# Tutorial on Introduction to biostatistics

**Variable classification according to their nature**

**a.
****Independent variables**

Variables that can either be manipulated by the researcher
or which are not outcomes of the study but still affect its results are called *independent
variables*. A good example is age of the subjects, which can be an independent
variable that may affect a study outcome variable such as subject survival.

**b.
****Dependent variables**

The outcome variables defined as part of the research
process are termed *dependent variables* and these will be affected by the
independent variables under study. An example of a dependant variable can be
the number of people who developed a particular disease in a cohort study.

**Variable classification according to their type**

**a.
****Quantitative variables**

Variables
that can be measured numerically are called *quantitative variables*.
These variables can be further classified as *continuous* and *discrete*
variables. A continuous variable could take any value in an interval. Examples
of continuous data are findings for measurements like body mass, height, blood
pressure or serum cholesterol.

Discrete variables will have whole integer values. Examples are the number of hospitalizations per patient in a year or the number of hypoglycemic events recorded in a diabetic patient over 6 months.

**b.
****Qualitative variables**

Variables, which cannot be measured numerically, are called qualitative variables.
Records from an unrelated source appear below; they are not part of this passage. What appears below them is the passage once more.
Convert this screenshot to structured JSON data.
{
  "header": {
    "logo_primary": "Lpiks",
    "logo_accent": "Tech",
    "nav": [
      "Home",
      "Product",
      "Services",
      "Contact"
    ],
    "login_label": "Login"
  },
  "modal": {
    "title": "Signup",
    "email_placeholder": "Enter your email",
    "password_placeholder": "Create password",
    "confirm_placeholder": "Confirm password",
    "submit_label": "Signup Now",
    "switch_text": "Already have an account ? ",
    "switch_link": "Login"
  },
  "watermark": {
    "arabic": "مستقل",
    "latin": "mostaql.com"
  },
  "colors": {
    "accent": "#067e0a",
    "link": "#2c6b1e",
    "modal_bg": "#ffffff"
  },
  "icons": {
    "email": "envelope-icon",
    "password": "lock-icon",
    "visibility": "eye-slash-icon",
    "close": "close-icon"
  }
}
An example is gender.

**Variable classification according to the scale of
measurement**

**a.
****Nominal Scale variables**

**b.
****Ordinal Scale Variables**

**c. Interval Scale Variables**

In an interval measurement scale,
one unit on the scale represents the same magnitude of the characteristic being
measured across the whole range of the scale, i.e. the intervals between the
numbers are equal. However, the *ratio* between set of two numbers in the
scale are not equal because an interval scale lacks a true zero point.

** **Temperature in Fahrenheit would
be a perfect example for interval scales** **because though we can add and subtract degrees (70° is 10° warmer than
60°), we cannot multiply values or create ratios (70° is not twice as warm as
35°).

**d.**

**Ratio Scale Variables**

Ratio scale variables will have all the properties of interval variables with the ratio between two numbers in the ratio scales being identical. Ratio scales have an absolute or zero point. For example, a 100-year old person is indeed twice as old as a 50-year old one